With this idea of starting to market Dayton as a great place for disabled veterans to retire and reside- will require additional support of local businesses in their commitment to hire these brave young men and women who have sacrificed so much for our country- but also a strong support network to assist them in starting and running their own businesses. The Federal Government passed a law in 2003 requiring all Federal contracts to have 3% Service Disabled Veteran Owned Businesses (SDVOB) participation- a goal that’s not even remotely close to being met. Quite a few States have also given SDVOB and even Veteran Owned Businesses (VOB) preference in bidding. Ohio has not shown an interest- although they did vote to make military retirement pay not eligible for State income taxes.

For the last four plus years, a small group of which I’m a founding member has worked to support and grow VOBs in the region. We’re the representatives of NaVOBA here in SW Ohio and just received our 501C6 designation as a non-profit.

Vet Biz Now! Flyer for event

Click on image for Printable PDF

This Oct 14th, from 11 to 2 we’ll be hosting our first event, Vet Biz Now, bringing in a nationally recognized expert in the field:

Scott Denniston, former Director of Small Business Programs and the Center for Veterans Enterprise at the Department of Veterans Affairs (VA) will present a status update on Vet Biz opportunities.

Seating is limited for this lunch event at the Hope Hotel at WPAFB in Dayton. Please make reservations at www.vob108.org/vetbiznow $20 includes lunch.

via Vet Biz Now! Oct. 14 2010, Dayton Ohio — VOB108.

Besides Scott discussing the state of Veteran Business opportunities and a status update, VOB108 will be making some presentations of success stories- and highlighting some area VOB that are making a difference.

We welcome you to attend, and ask that if you know any Veterans who own their own business to inform them of this event.

Small business has been one of the saving graces through this economic crisis, with all the programs available and becoming made available to help assist these wounded warriors transition back to civilian life- this could be an effort that is both good for our country and our community and our souls.

Set-asides, preferences, HUBzones and 8a

My business is Ohio EDGE certified, HUBzone certified and an SDVOB. For all that, it’s not done much to help acquire government business. Most of you have no idea what any of that means- and it’s just as well. Not only does doing business with the government require a whole new set of skills and the learning of a new language: govspeak. What takes 4-6 pages to do business in the real world, becomes a 150-page proposal when dealing with the government.

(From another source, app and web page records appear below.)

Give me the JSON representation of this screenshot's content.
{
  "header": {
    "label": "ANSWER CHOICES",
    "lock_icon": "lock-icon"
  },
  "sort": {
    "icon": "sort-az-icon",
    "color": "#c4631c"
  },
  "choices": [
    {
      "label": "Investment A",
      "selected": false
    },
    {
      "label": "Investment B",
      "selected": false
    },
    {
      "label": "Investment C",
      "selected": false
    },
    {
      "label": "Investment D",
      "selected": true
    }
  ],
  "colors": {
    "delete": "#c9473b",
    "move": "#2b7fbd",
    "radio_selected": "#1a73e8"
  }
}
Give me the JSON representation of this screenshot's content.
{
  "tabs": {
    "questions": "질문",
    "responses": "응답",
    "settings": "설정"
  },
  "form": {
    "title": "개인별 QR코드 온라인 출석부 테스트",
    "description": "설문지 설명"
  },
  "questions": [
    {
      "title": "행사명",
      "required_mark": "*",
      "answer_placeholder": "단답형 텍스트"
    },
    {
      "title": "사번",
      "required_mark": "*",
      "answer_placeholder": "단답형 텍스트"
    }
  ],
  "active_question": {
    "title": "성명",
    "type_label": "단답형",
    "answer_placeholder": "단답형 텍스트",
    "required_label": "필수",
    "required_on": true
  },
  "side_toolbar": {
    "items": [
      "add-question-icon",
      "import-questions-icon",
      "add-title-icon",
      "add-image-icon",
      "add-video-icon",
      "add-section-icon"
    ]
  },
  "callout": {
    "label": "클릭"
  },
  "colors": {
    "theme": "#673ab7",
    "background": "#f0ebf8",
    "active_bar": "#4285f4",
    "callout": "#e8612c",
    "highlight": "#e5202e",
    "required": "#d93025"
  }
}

So when the City decides to start creating its own set of preferences for awarding contracts, we get one more set of hoops to jump through and another language to learn:

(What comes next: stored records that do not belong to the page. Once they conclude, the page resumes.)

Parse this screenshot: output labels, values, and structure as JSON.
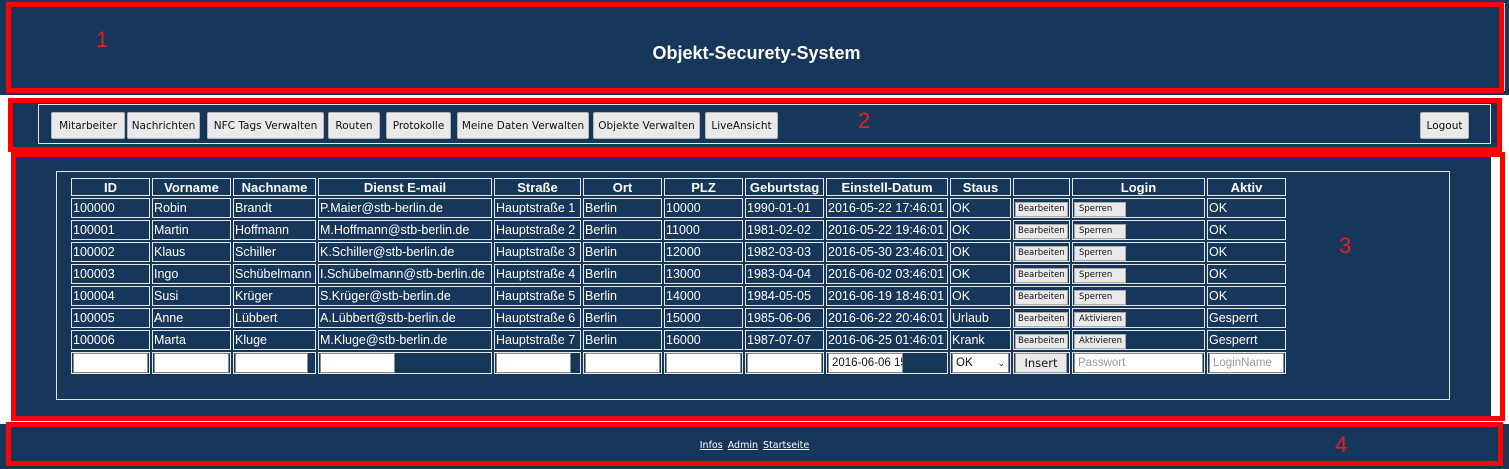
{
  "header": {
    "title": "Objekt-Securety-System"
  },
  "nav": {
    "buttons": [
      "Mitarbeiter",
      "Nachrichten",
      "NFC Tags Verwalten",
      "Routen",
      "Protokolle",
      "Meine Daten Verwalten",
      "Objekte Verwalten",
      "LiveAnsicht"
    ],
    "logout": "Logout"
  },
  "table": {
    "headers": [
      "ID",
      "Vorname",
      "Nachname",
      "Dienst E-mail",
      "Straße",
      "Ort",
      "PLZ",
      "Geburtstag",
      "Einstell-Datum",
      "Staus",
      "",
      "Login",
      "Aktiv"
    ],
    "rows": [
      {
        "id": "100000",
        "vorname": "Robin",
        "nachname": "Brandt",
        "email": "P.Maier@stb-berlin.de",
        "strasse": "Hauptstraße 1",
        "ort": "Berlin",
        "plz": "10000",
        "geburtstag": "1990-01-01",
        "einstell": "2016-05-22 17:46:01",
        "status": "OK",
        "edit": "Bearbeiten",
        "login_action": "Sperren",
        "aktiv": "OK"
      },
      {
        "id": "100001",
        "vorname": "Martin",
        "nachname": "Hoffmann",
        "email": "M.Hoffmann@stb-berlin.de",
        "strasse": "Hauptstraße 2",
        "ort": "Berlin",
        "plz": "11000",
        "geburtstag": "1981-02-02",
        "einstell": "2016-05-22 19:46:01",
        "status": "OK",
        "edit": "Bearbeiten",
        "login_action": "Sperren",
        "aktiv": "OK"
      },
      {
        "id": "100002",
        "vorname": "Klaus",
        "nachname": "Schiller",
        "email": "K.Schiller@stb-berlin.de",
        "strasse": "Hauptstraße 3",
        "ort": "Berlin",
        "plz": "12000",
        "geburtstag": "1982-03-03",
        "einstell": "2016-05-30 23:46:01",
        "status": "OK",
        "edit": "Bearbeiten",
        "login_action": "Sperren",
        "aktiv": "OK"
      },
      {
        "id": "100003",
        "vorname": "Ingo",
        "nachname": "Schübelmann",
        "email": "I.Schübelmann@stb-berlin.de",
        "strasse": "Hauptstraße 4",
        "ort": "Berlin",
        "plz": "13000",
        "geburtstag": "1983-04-04",
        "einstell": "2016-06-02 03:46:01",
        "status": "OK",
        "edit": "Bearbeiten",
        "login_action": "Sperren",
        "aktiv": "OK"
      },
      {
        "id": "100004",
        "vorname": "Susi",
        "nachname": "Krüger",
        "email": "S.Krüger@stb-berlin.de",
        "strasse": "Hauptstraße 5",
        "ort": "Berlin",
        "plz": "14000",
        "geburtstag": "1984-05-05",
        "einstell": "2016-06-19 18:46:01",
        "status": "OK",
        "edit": "Bearbeiten",
        "login_action": "Sperren",
        "aktiv": "OK"
      },
      {
        "id": "100005",
        "vorname": "Anne",
        "nachname": "Lübbert",
        "email": "A.Lübbert@stb-berlin.de",
        "strasse": "Hauptstraße 6",
        "ort": "Berlin",
        "plz": "15000",
        "geburtstag": "1985-06-06",
        "einstell": "2016-06-22 20:46:01",
        "status": "Urlaub",
        "edit": "Bearbeiten",
        "login_action": "Aktivieren",
        "aktiv": "Gesperrt"
      },
      {
        "id": "100006",
        "vorname": "Marta",
        "nachname": "Kluge",
        "email": "M.Kluge@stb-berlin.de",
        "strasse": "Hauptstraße 7",
        "ort": "Berlin",
        "plz": "16000",
        "geburtstag": "1987-07-07",
        "einstell": "2016-06-25 01:46:01",
        "status": "Krank",
        "edit": "Bearbeiten",
        "login_action": "Aktivieren",
        "aktiv": "Gesperrt"
      }
    ],
    "insert_row": {
      "date_value": "2016-06-06 15",
      "status_value": "OK",
      "insert_label": "Insert",
      "password_placeholder": "Passwort",
      "loginname_placeholder": "LoginName"
    }
  },
  "footer": {
    "links": [
      "Infos",
      "Admin",
      "Startseite"
    ]
  },
  "annotations": [
    "1",
    "2",
    "3",
    "4"
  ],
  "colors": {
    "background": "#16365a",
    "annotation_border": "#ff0000",
    "text": "#ffffff"
  }
}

Key features of the revised Procurement Enhancement Program include:

* Sets annual goals for awarding construction projects — 17 percent for minority businesses, 5 percent for female businesses and 20 percent for small businesses — and all other city contracts out for bid.

* Establishes a local preference for hiring businesses in the city first and county second.

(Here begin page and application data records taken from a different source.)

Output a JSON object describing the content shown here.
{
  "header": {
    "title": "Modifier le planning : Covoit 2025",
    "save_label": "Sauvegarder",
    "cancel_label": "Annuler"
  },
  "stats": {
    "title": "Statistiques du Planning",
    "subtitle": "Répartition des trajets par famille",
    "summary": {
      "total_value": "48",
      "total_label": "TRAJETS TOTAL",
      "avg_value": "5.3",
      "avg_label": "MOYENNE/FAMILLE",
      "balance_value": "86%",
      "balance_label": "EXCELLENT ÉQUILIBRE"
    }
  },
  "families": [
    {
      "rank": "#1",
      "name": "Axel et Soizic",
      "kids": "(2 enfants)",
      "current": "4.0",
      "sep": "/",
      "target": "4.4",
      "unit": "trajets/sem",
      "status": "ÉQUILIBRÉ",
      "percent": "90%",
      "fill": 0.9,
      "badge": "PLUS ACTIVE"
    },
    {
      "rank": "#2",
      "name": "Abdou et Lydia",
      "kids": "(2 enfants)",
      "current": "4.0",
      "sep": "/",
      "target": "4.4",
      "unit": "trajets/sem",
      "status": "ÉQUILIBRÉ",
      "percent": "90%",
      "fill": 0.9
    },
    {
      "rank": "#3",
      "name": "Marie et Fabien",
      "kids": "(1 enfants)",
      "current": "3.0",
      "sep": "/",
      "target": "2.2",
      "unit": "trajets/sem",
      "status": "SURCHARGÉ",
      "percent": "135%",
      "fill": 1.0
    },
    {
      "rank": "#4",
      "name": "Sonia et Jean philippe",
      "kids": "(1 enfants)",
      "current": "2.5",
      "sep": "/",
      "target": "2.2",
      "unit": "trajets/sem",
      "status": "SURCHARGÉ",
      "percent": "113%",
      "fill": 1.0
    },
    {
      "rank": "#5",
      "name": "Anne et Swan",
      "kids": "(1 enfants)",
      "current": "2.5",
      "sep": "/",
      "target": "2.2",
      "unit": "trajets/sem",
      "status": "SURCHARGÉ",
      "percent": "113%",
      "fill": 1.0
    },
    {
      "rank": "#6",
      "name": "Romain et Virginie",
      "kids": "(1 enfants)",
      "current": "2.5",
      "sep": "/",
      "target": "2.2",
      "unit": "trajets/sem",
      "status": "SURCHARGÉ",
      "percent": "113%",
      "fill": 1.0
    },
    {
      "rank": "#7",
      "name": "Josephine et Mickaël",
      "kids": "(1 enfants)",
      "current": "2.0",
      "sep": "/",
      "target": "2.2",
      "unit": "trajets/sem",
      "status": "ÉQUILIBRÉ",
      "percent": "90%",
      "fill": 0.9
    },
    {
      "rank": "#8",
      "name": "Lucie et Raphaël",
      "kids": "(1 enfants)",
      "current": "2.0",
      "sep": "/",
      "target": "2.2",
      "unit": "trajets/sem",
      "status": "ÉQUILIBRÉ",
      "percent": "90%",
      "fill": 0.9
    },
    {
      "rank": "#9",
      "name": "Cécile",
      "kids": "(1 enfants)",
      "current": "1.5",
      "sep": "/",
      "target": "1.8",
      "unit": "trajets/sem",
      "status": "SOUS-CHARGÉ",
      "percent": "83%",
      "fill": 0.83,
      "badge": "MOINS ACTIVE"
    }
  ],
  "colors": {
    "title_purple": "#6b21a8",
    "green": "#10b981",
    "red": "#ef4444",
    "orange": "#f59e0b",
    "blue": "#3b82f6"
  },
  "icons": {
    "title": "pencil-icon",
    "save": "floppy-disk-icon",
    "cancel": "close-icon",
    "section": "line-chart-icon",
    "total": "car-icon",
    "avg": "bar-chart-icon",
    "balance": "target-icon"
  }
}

* Helps local minority, female and small businesses get certified for inclusion in the program, provides them with technical assistance and conducts outreach to improve their chances in the city’s bidding process.

* Requires a good-faith effort from major contractors to partner with local minority and female businesses before bidding on contracts.

* Tracks the effectiveness of the program by reviewing the monthly data on spending with minority, female and small businesses.

via City wants more participation from female, minority businesses.

Of course, Greg and I have something to say about all this-so you have a short post and a video to comment on.

Enjoy!